As I’ve thought more about the issues of comedy and tragedy, it has become clear that Christianity not only brings “deep comedy,” but also produces a deepening of tragic sensibility. In one sense, Christianity is utterly opposed to tragedy and its outlook: the religious world of much tragedy with its fickle gods or its irrevocable fate, is diametrically opposed to Christian faith; tragedy’s claim that death reigns is a contradiction of the gospel; Christianity tells the story of history as a divine comedy not a human tragedy; and so on.
But in an important sense, precisely because Christianity brings boundless hope into the world, it also intensifies the sense of loss for those who do not achieve that hope (this is a point David Hart makes). If everyone’s life necessarily and in the nature of things moves toward death, if the world is designed for tragic outcomes, or if history is a perpetual slide toward oblivion, then tragedy is not a surprise or even particularly poignant. It’s just the way things are; get used to it.

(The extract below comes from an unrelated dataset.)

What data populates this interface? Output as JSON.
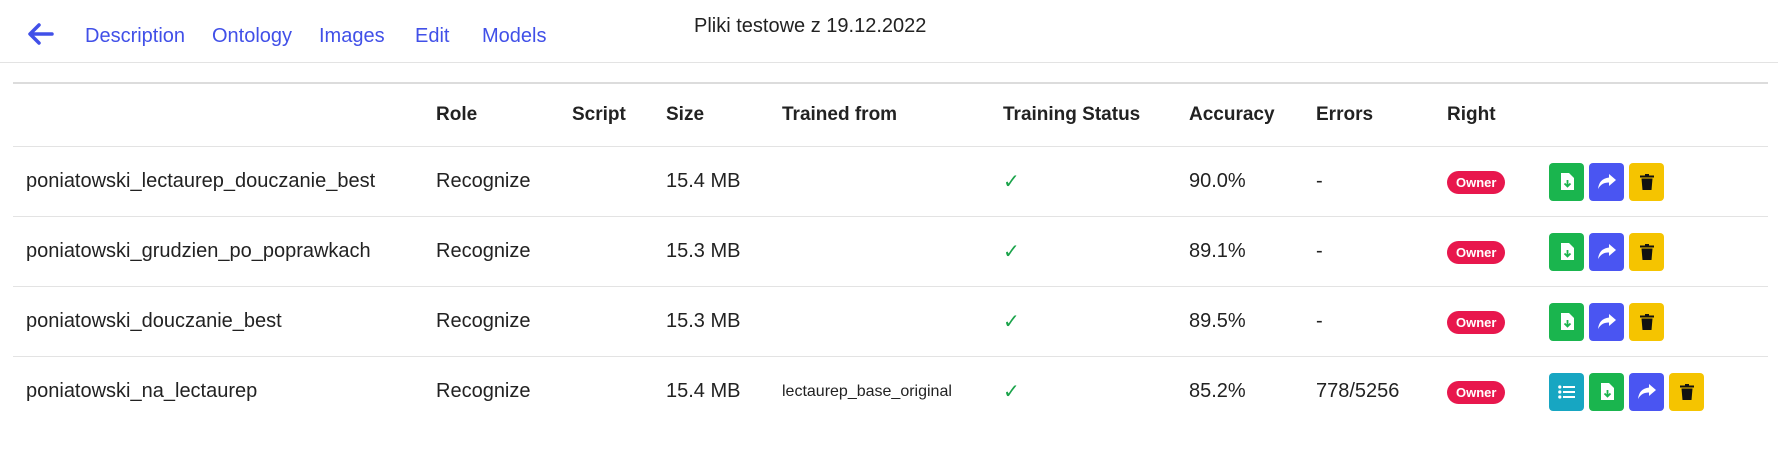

In a world where resurrection has already begun, and where resurrection power is already operative, disastrous outcomes are no longer just in the nature of things, and this means disaster comes as an avoidable surprise. Lear’s demise, as Hart points out, is sad beyond Oedipus’s precisely because we have had a glimpse of the real possibility of resurrection.
For people who know no light, darkness is not seen as darkness; it’s just the medium in which vision works (or doesn’t). Once the light has come, darkness is shown to be utterly dark.